**REQUIREMENT**
Every line that contains "brand" must be located and copied from the data.

(Records excerpted from a collection)
□ □ □

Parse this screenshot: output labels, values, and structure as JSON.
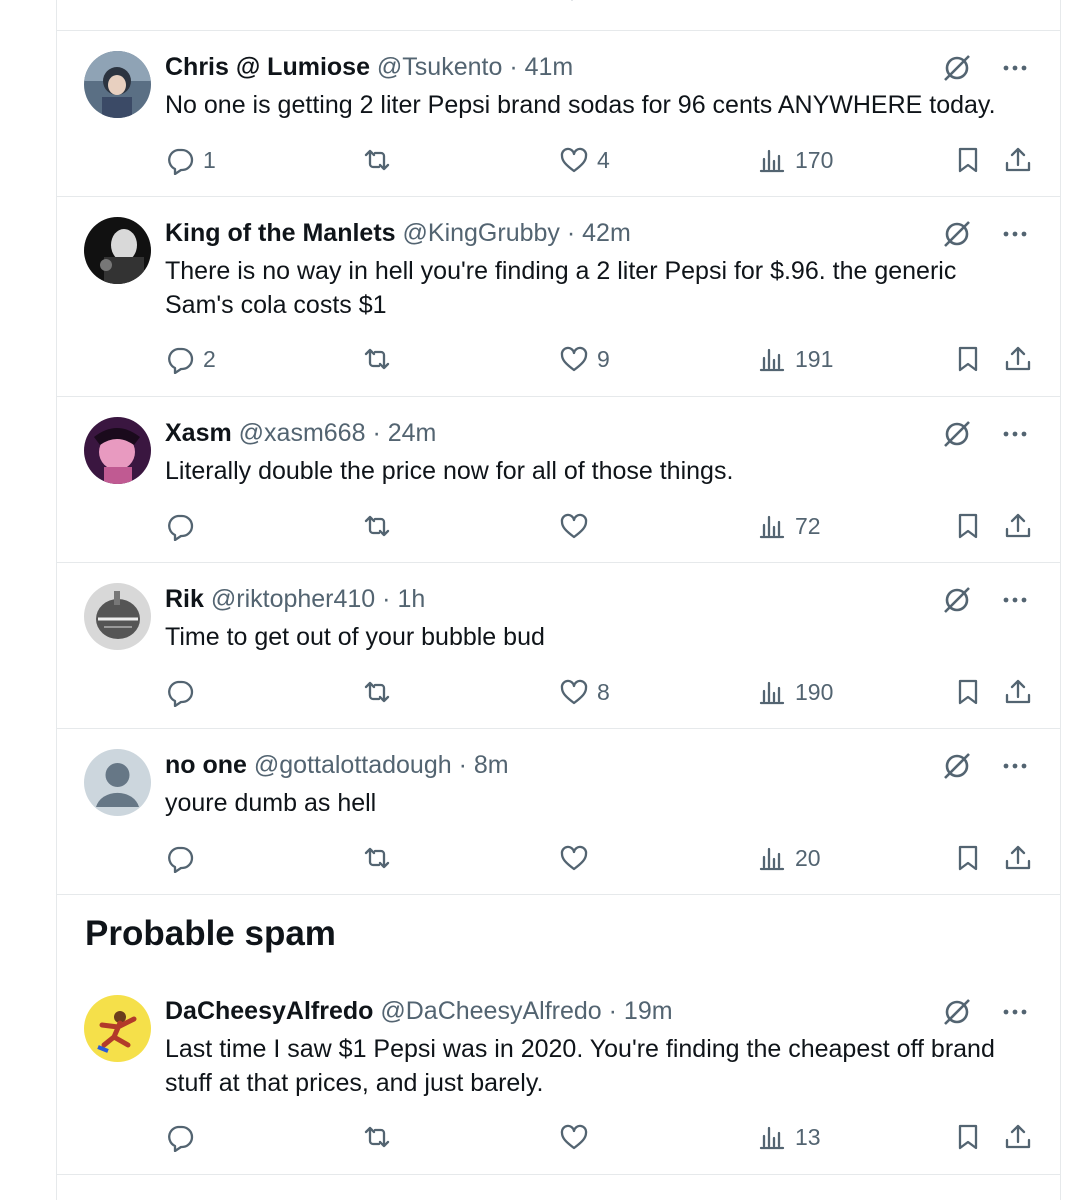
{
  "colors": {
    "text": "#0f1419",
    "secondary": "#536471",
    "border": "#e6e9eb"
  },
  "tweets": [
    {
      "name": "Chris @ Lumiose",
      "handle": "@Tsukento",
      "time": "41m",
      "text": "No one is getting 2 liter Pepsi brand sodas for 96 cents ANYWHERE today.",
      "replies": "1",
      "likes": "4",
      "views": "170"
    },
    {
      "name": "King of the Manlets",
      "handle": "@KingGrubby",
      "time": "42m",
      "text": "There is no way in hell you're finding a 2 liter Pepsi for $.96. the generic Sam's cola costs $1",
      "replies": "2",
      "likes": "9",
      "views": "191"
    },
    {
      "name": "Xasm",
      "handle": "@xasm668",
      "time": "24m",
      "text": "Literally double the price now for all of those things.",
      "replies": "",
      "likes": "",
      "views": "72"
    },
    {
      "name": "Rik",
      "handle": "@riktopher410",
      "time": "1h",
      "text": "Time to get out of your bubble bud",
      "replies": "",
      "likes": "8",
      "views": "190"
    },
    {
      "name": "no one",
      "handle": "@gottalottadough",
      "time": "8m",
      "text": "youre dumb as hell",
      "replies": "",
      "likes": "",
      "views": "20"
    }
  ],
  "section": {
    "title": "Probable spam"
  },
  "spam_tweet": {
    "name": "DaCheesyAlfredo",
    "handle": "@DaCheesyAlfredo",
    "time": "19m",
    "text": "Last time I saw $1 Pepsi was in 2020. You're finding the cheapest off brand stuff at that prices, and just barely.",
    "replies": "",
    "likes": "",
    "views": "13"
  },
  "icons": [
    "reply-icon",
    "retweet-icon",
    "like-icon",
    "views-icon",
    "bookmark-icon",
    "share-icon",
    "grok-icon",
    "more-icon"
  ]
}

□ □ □

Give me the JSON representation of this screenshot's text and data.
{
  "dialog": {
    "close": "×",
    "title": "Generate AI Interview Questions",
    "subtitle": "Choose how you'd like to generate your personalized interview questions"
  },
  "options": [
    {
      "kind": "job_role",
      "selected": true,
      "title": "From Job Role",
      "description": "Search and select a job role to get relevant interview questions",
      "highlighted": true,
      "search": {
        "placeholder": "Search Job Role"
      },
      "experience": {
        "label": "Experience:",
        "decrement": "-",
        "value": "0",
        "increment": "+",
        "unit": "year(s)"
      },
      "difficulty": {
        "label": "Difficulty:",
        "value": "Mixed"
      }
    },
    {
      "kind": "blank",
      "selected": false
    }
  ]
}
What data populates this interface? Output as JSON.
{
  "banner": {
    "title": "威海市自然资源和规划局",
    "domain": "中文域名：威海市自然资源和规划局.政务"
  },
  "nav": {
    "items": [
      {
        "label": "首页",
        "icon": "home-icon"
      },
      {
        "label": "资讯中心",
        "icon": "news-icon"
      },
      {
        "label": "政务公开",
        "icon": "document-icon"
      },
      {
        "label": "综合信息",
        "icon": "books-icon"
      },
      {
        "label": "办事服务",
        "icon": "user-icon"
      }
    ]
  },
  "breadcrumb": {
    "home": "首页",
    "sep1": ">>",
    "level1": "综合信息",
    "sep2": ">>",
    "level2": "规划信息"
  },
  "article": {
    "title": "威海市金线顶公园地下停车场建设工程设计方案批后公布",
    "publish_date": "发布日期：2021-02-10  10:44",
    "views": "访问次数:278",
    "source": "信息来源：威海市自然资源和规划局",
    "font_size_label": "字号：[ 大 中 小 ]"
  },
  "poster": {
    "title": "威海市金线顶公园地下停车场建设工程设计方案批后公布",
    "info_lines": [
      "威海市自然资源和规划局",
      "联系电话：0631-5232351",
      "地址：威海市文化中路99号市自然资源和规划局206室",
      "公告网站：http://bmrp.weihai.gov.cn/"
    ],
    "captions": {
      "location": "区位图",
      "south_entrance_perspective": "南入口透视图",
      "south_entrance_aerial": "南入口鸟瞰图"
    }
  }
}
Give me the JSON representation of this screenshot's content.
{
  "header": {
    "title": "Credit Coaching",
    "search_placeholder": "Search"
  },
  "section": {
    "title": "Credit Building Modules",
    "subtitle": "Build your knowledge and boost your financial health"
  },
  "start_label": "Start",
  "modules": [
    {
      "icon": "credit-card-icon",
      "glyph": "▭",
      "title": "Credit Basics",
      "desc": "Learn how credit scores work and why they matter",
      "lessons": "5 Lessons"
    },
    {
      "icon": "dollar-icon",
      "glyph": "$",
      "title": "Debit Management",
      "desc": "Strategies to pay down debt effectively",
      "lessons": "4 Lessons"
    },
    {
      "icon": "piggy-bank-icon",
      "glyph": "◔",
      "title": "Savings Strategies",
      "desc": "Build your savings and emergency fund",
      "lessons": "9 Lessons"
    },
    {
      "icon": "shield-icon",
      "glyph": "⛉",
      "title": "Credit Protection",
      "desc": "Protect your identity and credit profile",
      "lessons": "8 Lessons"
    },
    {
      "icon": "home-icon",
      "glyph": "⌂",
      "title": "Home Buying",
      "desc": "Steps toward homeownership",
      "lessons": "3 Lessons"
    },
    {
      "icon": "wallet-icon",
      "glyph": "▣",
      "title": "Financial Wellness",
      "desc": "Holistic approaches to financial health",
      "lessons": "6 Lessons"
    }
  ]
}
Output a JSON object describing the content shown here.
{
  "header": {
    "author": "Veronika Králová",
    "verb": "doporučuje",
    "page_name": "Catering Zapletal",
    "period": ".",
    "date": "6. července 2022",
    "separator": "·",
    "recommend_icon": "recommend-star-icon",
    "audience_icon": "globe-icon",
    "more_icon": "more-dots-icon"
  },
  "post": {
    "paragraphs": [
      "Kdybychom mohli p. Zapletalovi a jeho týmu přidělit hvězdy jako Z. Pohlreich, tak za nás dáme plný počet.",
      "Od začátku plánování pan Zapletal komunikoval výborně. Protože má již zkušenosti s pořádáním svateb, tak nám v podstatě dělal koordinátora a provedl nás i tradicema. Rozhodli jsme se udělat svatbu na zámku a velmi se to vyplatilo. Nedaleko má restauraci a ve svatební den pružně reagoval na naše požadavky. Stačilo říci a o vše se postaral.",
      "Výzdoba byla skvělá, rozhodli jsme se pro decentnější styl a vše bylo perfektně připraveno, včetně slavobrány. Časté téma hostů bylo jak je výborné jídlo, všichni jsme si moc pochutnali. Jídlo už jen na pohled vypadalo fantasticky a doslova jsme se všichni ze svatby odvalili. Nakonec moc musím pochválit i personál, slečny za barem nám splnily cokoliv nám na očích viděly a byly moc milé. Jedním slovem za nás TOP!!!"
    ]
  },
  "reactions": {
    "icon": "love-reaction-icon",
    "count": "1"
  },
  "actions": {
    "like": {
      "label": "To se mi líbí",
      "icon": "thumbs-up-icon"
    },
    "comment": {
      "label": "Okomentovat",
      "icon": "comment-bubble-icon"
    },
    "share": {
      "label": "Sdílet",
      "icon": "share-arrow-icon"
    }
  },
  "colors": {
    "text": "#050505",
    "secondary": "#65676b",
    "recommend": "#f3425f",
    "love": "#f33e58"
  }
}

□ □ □

**REPLY**
      "text": "No one is getting 2 liter Pepsi brand sodas for 96 cents ANYWHERE today.",
    "text": "Last time I saw $1 Pepsi was in 2020. You're finding the cheapest off brand stuff at that prices, and just barely.",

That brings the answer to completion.